Hitachi GPON Gets RUS Approval
Hitachi says the product is the first full-rate GPON device to have received RUS approval. [Ed. note: The first in recent memory, anyway -- see Optical Solutions Gets RUS OK.] While there are other products that provide PON services, the AMN1220 is the only one to be fully compliant with ITU GPON standards and provide a full 1.2 Gbit/s upstream and 2.4 Gbit/s downstream, the vendor says.
The upshot is that the AMN1220 can be deployed in rural communities using loans and grants for advanced telecom equipment from the USDA -- so it'll have the U.S. Gummint's great telecom welfare program working in its favor.
"The main thing this shows is that we are committed to North America," says Hitachi VP Scott Wilkinson. While the loans are only good for small communities -- those with 20,000 residents or fewer -- Wilkinson says Hitachi intends to "gain market share wherever we can."
To gain RUS approval, a product generally has to be deployed for at least six months. According to Wilkinson, the AMN1220 is the only ITU-compliant GPON unit to have been deployed that long in the U.S. market.
Hitachi's first commercial deployments of the product began in Bandon, Ore., and Dumont, Iowa, in June 2006. The Dumont system was deployed by Dumont Telephone, while the Bandon deployment was led by ComSpanUSA and Ledcor Technical Services (LTS). In March, ComSpan and LTS agreed to extend that deployment to nearby Coquille, which is 17 miles away. (See Hitachi GPON Deployed in Iowa, Oregon Town Lights Up, and LTS, ComSpan Deploy Hitachi GPON.)
The RUS program was designed to help rural communities extend affordable broadband access. Since its inception, over 70 loans, for more than $1.2 billion, have been granted for broadband deployments in 36 states.
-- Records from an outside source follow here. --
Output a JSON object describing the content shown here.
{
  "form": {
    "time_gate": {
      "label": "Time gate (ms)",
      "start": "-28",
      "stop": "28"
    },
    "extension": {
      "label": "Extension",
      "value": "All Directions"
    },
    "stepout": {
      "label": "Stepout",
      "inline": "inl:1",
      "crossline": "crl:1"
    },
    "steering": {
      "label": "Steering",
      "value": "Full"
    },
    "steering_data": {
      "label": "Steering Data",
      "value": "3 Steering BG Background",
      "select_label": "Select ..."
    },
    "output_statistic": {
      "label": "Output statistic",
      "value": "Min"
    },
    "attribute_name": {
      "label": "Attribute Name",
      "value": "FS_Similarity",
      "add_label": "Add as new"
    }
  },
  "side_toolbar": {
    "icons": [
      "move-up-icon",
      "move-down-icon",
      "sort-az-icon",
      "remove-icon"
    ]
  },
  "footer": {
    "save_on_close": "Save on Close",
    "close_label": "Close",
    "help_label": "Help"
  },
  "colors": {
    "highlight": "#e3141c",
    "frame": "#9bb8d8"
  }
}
While there's no info available on how much gear bought actually makes it into telecom networks, the program is a nice thing for the gear guys.
Those loans have helped spread broadband access to more than 500,000 households in 1,000 communities throughout the country that would have otherwise not have advanced telecom services available to them, according to USDA data.
— Ryan Lawler, Reporter, Light Reading